▸ Your goal
If a line in the data below contains the word "Etiqueta", copy it out.

▸ Material to process
"""

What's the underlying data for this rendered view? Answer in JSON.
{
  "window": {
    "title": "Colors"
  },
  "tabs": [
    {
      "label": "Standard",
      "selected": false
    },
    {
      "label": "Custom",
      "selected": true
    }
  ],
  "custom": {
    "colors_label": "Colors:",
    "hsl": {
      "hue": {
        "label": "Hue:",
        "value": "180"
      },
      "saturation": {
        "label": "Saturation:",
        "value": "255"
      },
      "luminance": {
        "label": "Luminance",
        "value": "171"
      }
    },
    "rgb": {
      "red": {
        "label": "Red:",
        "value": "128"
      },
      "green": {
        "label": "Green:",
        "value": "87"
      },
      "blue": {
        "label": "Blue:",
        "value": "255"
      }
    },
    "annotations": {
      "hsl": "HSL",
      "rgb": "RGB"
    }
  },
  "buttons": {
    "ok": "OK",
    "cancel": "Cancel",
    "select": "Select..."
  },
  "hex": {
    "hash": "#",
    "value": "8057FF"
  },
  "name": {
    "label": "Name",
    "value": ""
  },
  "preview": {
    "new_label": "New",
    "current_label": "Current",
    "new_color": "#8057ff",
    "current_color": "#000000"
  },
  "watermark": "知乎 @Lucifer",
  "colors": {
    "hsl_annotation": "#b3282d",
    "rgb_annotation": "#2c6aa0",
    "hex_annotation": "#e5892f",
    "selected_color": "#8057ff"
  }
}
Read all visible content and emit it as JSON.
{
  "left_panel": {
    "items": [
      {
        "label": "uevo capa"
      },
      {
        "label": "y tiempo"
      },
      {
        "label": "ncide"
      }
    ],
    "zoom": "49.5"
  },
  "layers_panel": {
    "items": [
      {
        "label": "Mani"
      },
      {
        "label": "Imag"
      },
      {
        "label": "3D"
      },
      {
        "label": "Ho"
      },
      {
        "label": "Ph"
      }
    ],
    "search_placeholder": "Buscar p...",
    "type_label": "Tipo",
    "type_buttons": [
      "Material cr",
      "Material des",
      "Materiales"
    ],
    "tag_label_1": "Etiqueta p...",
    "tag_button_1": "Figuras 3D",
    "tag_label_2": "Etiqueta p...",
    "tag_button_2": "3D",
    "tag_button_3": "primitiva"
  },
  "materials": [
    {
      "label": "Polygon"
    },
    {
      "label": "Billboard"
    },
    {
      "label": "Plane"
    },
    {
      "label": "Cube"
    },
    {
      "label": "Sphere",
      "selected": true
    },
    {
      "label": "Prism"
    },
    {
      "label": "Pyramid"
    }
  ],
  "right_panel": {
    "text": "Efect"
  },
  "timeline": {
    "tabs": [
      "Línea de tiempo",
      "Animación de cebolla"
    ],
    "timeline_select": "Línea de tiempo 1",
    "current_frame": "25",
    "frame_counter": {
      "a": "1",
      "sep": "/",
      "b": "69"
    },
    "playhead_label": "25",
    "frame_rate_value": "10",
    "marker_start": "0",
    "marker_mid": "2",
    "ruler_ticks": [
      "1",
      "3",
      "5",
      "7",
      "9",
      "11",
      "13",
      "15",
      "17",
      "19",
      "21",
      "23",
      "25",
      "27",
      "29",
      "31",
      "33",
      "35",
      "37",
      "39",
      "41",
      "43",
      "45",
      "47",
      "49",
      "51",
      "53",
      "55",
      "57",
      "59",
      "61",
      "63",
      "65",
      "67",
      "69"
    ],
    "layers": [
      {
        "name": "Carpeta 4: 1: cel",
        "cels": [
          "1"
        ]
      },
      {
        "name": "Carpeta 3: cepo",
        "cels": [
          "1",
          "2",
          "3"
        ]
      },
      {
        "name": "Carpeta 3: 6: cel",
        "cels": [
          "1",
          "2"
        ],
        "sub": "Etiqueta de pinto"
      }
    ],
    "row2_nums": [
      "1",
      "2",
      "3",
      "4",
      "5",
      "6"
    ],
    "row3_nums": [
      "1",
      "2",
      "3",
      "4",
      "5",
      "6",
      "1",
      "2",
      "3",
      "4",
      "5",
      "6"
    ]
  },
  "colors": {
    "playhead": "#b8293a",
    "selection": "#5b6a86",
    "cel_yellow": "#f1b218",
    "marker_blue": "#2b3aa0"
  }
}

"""

▸ Task result
    "tag_label_1": "Etiqueta p...",
    "tag_label_2": "Etiqueta p...",
        "sub": "Etiqueta de pinto"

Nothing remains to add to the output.